- Adamcio B, Sperling S, Hagemeyer N, Walkinshaw G, Ehrenreich H (March 2010). "Hypoxia inducible factor stabilization leads to lasting improvement of hippocampal memory in healthy mice". Behavioural Brain Research. 208 (1): 80–4. doi:10.1016/j.bbr.2009.11.010. PMID 19900484.
- Xing J, Lu J (2016). "HIF-1α Activation Attenuates IL-6 and TNF-α Pathways in Hippocampus of Rats Following Transient Global Ischemia". Cellular Physiology and Biochemistry. 39 (2): 511–20. doi:10.1159/000445643. PMID 27383646.
- Chen H, Li J, Liang S, Lin B, Peng Q, Zhao P, Cui J, Rao Y (March 2017). "Effect of hypoxia-inducible factor-1/vascular endothelial growth factor signaling pathway on spinal cord injury in rats". Experimental and Therapeutic Medicine. 13 (3): 861–866. doi:10.3892/etm.2017.4049. PMC 5403438. PMID 28450910.
- Hypoxia-Inducible+Factor+1 at the US National Library of Medicine Medical Subject Headings (MeSH)

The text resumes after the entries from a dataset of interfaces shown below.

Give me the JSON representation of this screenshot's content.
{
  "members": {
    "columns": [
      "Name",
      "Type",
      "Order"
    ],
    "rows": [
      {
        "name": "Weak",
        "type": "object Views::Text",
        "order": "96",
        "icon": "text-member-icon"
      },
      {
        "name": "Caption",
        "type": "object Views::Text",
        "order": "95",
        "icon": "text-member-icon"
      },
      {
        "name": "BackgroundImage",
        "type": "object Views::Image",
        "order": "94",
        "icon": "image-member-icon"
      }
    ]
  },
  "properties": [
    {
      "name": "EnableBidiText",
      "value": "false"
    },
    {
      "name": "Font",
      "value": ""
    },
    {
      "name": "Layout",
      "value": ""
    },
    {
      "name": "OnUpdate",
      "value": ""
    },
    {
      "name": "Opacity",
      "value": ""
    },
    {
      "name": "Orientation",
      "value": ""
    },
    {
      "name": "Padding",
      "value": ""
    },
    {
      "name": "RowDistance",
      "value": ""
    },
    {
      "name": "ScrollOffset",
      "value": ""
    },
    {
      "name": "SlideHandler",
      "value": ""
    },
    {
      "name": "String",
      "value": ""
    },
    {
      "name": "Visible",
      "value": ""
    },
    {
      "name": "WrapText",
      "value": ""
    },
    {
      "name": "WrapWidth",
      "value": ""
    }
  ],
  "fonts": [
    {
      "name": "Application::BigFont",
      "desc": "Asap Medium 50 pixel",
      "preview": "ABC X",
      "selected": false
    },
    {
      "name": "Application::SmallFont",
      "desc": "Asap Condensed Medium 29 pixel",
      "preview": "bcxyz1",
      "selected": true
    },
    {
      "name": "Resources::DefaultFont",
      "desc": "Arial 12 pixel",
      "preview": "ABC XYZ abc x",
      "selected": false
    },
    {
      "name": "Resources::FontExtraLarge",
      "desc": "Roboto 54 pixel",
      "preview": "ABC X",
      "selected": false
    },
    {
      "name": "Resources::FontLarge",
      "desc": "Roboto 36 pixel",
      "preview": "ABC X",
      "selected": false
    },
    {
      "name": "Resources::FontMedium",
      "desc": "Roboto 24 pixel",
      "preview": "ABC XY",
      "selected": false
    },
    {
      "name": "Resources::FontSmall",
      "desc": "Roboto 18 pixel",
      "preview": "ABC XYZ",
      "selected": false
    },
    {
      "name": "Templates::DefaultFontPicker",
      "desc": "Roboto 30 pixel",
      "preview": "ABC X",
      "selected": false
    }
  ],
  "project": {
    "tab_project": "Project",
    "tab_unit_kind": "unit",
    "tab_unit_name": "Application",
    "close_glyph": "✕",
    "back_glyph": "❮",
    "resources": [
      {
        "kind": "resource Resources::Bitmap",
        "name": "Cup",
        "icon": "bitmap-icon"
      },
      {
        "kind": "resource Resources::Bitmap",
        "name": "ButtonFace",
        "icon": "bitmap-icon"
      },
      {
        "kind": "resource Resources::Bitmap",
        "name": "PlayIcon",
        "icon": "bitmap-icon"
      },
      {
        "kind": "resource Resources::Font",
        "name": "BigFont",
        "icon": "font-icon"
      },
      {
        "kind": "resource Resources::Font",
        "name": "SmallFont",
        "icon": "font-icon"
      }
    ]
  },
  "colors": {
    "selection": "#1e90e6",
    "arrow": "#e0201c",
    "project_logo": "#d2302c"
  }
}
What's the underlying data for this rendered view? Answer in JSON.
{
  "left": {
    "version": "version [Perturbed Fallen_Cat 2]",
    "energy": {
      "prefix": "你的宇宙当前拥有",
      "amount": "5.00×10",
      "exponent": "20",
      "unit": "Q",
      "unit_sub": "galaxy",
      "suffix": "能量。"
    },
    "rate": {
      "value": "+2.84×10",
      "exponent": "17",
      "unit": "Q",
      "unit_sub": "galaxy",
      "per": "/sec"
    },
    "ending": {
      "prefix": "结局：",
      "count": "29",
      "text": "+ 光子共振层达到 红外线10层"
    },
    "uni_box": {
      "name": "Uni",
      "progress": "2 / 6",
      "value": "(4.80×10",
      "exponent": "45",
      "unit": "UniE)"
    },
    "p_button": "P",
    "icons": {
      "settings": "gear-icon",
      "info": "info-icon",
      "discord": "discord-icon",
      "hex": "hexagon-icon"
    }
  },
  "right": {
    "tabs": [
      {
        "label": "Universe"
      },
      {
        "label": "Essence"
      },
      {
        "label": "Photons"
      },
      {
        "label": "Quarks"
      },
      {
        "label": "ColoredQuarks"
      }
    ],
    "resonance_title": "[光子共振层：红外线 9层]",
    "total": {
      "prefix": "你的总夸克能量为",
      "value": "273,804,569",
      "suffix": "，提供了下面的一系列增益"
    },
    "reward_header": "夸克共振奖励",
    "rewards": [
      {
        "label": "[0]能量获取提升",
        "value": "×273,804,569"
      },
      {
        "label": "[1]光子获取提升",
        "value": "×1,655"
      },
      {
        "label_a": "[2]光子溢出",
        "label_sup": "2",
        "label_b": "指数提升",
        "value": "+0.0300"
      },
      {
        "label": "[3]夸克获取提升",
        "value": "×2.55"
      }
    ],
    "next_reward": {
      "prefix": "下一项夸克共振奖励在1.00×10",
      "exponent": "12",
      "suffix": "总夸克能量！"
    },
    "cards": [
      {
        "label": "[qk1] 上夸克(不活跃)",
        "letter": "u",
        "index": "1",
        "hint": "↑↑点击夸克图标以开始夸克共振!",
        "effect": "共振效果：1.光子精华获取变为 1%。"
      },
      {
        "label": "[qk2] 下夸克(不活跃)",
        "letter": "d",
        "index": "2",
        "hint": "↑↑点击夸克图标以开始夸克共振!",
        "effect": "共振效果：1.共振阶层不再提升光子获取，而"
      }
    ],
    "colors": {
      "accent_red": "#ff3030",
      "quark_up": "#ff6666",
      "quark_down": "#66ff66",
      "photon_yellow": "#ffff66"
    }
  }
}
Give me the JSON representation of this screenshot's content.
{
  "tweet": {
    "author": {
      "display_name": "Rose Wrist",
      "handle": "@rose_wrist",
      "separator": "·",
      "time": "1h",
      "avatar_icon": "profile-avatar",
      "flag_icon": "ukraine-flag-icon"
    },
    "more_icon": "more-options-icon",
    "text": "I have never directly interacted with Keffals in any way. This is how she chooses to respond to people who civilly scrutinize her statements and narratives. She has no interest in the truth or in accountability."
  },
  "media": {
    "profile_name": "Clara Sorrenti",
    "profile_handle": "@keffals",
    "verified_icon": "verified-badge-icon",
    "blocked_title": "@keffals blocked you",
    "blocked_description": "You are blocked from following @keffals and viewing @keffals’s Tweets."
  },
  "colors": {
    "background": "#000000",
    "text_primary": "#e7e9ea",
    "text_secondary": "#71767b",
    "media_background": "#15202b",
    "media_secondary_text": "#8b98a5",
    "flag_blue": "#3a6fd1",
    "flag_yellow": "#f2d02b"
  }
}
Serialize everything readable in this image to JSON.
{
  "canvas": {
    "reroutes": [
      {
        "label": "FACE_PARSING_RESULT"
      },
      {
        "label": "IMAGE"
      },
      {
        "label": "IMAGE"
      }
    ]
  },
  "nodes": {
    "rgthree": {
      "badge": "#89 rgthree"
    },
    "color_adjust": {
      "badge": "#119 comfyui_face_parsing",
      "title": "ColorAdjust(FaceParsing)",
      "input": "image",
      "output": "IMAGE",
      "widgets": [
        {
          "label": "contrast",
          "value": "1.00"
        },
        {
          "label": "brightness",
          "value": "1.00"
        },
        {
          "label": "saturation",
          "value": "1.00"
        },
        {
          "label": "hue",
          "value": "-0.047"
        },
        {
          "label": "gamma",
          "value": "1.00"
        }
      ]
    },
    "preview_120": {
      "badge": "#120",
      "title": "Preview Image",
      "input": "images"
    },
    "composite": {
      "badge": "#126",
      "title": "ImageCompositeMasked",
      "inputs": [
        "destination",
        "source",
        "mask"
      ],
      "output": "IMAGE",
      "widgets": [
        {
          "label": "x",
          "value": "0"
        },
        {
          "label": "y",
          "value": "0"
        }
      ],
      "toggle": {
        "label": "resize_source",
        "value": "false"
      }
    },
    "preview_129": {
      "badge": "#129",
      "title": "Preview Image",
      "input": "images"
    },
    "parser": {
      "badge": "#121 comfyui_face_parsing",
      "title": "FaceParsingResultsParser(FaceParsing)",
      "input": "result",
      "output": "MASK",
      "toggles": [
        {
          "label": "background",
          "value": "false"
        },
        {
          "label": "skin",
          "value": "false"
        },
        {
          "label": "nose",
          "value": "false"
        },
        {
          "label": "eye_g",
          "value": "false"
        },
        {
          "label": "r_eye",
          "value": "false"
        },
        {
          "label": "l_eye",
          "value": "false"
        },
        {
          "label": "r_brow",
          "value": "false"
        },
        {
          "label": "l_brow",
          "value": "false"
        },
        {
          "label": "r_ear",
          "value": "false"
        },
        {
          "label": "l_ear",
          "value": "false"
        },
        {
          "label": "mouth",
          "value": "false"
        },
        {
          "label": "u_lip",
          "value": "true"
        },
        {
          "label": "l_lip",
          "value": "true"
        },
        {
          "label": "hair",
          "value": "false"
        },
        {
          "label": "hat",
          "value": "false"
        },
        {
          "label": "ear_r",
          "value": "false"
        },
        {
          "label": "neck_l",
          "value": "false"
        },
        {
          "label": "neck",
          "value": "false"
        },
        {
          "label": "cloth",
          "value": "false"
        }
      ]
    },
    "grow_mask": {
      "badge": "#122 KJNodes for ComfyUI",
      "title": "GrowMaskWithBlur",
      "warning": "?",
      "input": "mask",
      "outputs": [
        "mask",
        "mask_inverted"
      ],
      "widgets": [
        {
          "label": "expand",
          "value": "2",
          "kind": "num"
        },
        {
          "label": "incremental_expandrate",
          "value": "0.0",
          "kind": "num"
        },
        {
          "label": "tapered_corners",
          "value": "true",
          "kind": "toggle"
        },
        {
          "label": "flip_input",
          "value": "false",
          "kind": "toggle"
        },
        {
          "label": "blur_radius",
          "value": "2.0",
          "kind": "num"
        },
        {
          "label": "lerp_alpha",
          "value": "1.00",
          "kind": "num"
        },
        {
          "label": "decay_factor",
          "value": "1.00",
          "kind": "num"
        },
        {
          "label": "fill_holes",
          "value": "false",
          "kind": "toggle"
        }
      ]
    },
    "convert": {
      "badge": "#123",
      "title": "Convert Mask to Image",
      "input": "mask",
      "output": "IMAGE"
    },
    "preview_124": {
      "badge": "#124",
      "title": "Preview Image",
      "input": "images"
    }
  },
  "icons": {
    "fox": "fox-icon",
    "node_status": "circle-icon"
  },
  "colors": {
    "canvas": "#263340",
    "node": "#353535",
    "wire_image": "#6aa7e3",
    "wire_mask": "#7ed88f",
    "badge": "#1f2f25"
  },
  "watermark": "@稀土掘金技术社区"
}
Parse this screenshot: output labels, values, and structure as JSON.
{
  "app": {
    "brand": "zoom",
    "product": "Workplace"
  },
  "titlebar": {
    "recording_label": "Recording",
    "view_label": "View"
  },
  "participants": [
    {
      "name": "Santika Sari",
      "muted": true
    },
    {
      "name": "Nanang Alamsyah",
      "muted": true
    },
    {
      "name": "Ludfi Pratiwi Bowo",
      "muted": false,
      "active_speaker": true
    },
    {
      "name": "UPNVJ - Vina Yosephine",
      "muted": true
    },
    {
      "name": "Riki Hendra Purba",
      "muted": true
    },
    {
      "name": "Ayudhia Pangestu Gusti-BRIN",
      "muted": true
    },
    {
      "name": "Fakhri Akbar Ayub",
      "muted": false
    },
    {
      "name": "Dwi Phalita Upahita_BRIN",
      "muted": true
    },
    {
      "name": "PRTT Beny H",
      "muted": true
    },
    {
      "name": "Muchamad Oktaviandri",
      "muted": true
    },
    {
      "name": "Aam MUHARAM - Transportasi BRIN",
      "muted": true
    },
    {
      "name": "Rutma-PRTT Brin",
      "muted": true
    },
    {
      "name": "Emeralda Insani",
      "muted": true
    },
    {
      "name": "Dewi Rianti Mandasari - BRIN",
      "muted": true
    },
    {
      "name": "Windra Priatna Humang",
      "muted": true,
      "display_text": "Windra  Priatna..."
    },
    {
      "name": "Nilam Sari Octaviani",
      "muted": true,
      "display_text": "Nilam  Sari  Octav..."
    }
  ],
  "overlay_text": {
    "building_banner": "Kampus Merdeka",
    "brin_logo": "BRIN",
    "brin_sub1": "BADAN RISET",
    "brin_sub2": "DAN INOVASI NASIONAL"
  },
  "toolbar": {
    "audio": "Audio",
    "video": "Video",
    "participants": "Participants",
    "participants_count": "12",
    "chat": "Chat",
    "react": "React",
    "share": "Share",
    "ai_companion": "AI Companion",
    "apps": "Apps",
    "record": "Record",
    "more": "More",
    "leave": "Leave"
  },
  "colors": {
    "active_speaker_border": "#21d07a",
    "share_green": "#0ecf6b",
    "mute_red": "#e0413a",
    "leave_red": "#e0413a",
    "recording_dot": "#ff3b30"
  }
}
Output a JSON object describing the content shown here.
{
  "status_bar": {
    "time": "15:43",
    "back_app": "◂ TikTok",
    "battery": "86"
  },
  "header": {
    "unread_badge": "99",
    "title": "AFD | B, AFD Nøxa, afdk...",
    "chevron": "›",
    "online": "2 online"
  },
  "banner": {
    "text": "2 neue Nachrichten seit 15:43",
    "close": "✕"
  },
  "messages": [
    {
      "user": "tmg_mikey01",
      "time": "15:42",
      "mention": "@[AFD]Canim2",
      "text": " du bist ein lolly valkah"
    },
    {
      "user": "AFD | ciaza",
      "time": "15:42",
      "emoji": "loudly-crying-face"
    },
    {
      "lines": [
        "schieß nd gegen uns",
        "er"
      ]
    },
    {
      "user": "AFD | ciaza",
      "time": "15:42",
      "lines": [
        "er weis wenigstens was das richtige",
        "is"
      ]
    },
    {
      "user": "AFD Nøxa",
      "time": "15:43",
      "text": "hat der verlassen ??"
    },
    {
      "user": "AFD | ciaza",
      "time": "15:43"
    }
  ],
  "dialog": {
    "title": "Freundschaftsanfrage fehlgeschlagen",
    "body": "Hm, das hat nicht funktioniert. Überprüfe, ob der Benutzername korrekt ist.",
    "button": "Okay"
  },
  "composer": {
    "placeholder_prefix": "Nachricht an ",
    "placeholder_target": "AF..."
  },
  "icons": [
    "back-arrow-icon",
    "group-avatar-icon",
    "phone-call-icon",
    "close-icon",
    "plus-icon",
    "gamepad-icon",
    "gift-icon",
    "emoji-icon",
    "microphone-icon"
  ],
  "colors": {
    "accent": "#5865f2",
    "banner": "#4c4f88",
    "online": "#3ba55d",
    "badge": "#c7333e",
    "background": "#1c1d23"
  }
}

- PDBe-KB provides an overview of all the structure information available in the PDB for Human Hypoxia-inducible factor 1-alpha
- PDBe-KB provides an overview of all the structure information available in the PDB for Human Aryl hydrocarbon receptor nuclear translocator
- PDBe-KB provides an overview of all the structure information available in the PDB for Human Endothelial PAS domain-containing protein 1
- PDBe-KB provides an overview of all the structure information available in the PDB for Human Hypoxia-inducible factor 3-alpha